judimasters | 19 janvier 2014

So with all this being said, I still don't understand because my car only charges up to 265. Please explain 300 to me. And please, this is a serious question. I am not trying to be contentious. | 19 janvier 2014

265 is the estimated range, not actual. There is no way to predict actual, since conditions and your driving style, and where you drive all effect the range. You can drive on flat road at 70 degrees at about 25 mph and get more than 425 miles of range. You can also drive uphill at 90 mph and get 100 miles of range (this is a total guess, and it's hard to drive 100 miles only uphill).

This is no different than an ICE car, except they provide a gas gauge that has so little relation to your range, most users just fill up when low and never think about how different driving conditions and styles greatly affect the range. Driving issues that affect electric cars also affect ICE cars, but few users care because they are not giving any useful feedback (i.e. crappy gas gauge). | 19 janvier 2014

giving -> given

AmpedRealtor | 19 janvier 2014

@ judimasters,

Your range display in Model S can be one of two readings, depending on how you've set up your controls. For instance, ideal range will report close to 300 miles on a full charge while rated range will show close to 265 miles on a full charge.
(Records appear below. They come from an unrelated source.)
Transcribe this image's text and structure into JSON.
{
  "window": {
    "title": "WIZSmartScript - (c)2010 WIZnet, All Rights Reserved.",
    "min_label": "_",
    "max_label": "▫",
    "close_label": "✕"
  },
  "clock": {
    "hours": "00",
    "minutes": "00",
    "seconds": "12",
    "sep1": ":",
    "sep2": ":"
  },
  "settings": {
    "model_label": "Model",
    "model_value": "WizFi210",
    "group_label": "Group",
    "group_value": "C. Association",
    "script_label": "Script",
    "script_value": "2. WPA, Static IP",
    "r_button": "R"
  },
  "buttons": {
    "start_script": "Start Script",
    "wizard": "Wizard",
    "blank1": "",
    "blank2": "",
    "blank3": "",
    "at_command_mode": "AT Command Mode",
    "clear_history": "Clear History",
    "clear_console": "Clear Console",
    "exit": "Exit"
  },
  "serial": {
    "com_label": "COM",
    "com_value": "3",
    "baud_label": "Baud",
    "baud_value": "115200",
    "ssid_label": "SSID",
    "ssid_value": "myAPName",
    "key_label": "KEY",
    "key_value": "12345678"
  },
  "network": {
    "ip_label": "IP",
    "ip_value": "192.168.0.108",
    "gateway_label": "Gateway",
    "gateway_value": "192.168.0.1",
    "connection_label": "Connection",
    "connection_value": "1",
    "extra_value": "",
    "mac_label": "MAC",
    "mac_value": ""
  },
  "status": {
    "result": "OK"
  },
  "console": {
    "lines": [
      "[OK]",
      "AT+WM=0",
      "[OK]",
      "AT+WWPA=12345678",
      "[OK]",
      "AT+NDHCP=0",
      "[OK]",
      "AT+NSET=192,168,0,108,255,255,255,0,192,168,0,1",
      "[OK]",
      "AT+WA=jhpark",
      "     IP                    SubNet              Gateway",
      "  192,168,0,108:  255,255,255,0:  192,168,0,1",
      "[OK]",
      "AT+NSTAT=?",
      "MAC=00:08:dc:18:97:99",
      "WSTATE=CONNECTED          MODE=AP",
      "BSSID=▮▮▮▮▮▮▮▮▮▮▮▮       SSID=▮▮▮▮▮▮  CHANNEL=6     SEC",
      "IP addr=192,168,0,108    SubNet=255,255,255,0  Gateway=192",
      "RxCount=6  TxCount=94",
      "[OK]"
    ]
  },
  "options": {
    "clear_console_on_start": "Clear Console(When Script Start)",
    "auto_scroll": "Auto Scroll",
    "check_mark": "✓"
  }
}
The only difference is the testing methodology. Ideal range uses the EPA 2-cycle test which was current at the time Tesla started quoting the 300 mile range specification. Then EPA updated to the 5-cycle test, which rated the S85 at 265 miles. Tesla lets you select which range calculation you want to display, but advertises range according to the 265 mile EPA 5-cycle rating.

My driving style regularly gets me very close to ideal range, so that is what I have set up in Controls->Settings. Here is a graph that better illustrates the impact speed has on range:

AmpedRealtor | 19 janvier 2014

@ lorenfb,

I appreciate that you are trying to pull us back into a Leaf vs. Model S argument. However, please let me remind you that this thread is not the appropriate place and your post is off-topic. This thread is specific to the accuracy of Tesla's claim that Model S has a 300 mile range. This is not a comparison thread between Leaf and Model S.

I believe we already engaged you in debate in another thread, where you soundly lost your argument on every front using your own calculations and numbers. Please stop trying to re-fight your lost battles over and over again. Your time may be better spent in a Leaf forum, but I suspect that even there the truth will eventually catch up to you.

I'm flagging your off topic post. It is inappropriate and not relevant to this discussion.